Gov. Peter Shumlin announced a proposal today to make the pensions of public employees subject to forfeiture if they are convicted of fraud, embezzlement or other financial crimes.
Under current law, the state can withdraw money from a public employee’s pension to correct for inflated hours or other types of fraud but it cannot order restitution beyond that amount. Under Shumlin’s proposal, which was drafted with input from the Vermont Attorney General’s Office and the Treasurer’s Office, the pensions of state and municipal employees and teachers would no longer be impervious to confiscation.
Shumlin told reporters at one of three scheduled press conferences this week that the point of the proposal is to ensure that “If you rip off the public … the judge has the discretion to order those dollars to be repaid to the state, or some portion of them.”
State Treasurer Beth Pearce said, “For me, the bottom line is taxpayers should not have to pay for retirement benefits for a public official that has violated the public trust through acts of fraud or embezzlement.”

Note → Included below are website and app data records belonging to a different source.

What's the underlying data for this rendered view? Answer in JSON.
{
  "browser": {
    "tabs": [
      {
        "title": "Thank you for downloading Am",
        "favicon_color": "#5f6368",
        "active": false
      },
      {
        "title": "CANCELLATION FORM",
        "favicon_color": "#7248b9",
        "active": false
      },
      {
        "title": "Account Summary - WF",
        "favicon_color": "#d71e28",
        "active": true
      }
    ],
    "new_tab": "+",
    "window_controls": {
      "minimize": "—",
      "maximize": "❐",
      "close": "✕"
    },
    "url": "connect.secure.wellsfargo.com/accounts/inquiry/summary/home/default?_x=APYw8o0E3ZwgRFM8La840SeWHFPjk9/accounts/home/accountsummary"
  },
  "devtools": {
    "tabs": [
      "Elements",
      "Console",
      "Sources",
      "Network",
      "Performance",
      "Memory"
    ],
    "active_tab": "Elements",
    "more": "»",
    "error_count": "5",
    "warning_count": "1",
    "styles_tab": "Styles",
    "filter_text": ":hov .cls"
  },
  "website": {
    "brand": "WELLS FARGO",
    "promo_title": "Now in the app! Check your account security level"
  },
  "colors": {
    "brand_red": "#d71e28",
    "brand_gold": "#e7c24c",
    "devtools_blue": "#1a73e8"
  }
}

The proposal was prompted by the case of Vermont State Police Sgt. James Deeghan, who is pleading innocent to two felony charges for committing timesheet fraud to the tune of about $139,000. The legislation, however, would be prospective, so it would not apply to the Deeghan case or other pending or past cases.
“I think it is a good tool to have,” said Chittenden County State’s Attorney TJ Donovan, the prosecutor for the Deeghan case. Donovan declined to comment on what measures he would take to obtain retribution from Deeghan, but he said, “Reimbursement and restitution is an issue that we are taking very seriously.”
When making a decision about pension forfeiture, a judge would weigh a handful of factors including the scale of the crime, the degree to which public trust was betrayed, and the number of unimplicated family members dependent upon the pension.
Shumlin told reporters that the proposal has solid support from the state’s unions, and, to prove the point, he brought along Michael O’Neil, head of the Vermont Troopers Association, the union for state police officers, as well as representatives from the Vermont National Education Association and other unions, to the press conference.
Rep. William Lippert, D-Hinesburg, and Sen. Richard Sears, D-North Bennington, chairs of the House and Senate Judiciary committees, respectively, have pledged to take up the pension reform legislation early on in the upcoming session.
Shumlin said the state’s audits have not revealed any other instances of timesheet fraud, substantiating his hunch that the Deeghan case “was an isolated instance of fraud.” But, the governor added, the case was a wake-up call to the state that it needs to have recourse to recoup taxpayer dollars when financial crimes do occur.
Department of Public Safety Commissioner Keith Flynn updated reporters on the steps his department has taken to reform their payroll procedures in the wake of the Deeghan case.
• The department conducted a three-month internal audit of all Vermont State Police timesheets, followed by a six-month audit of timesheets at the Williston barracks, where Deeghan was based.
• A supervisor must approve all timesheets, verifying their accuracy through review of radio logs. (Deeghan has been accused of signing his timesheets, acting as his own supervisor.)
• There will be an automatic review of timesheets whenever an individual’s overtime hours exceeds 20 hours during a single pay period.
• At least one lieutenant in both the northern and southern regions of the state will now work during the night shifts, which, Flynn said, will provide greater oversight of overtime decisions.
Secretary of Administration Jeb Spaulding said an external forensics audit commissioned by the state Auditor’s Office is due out within the month.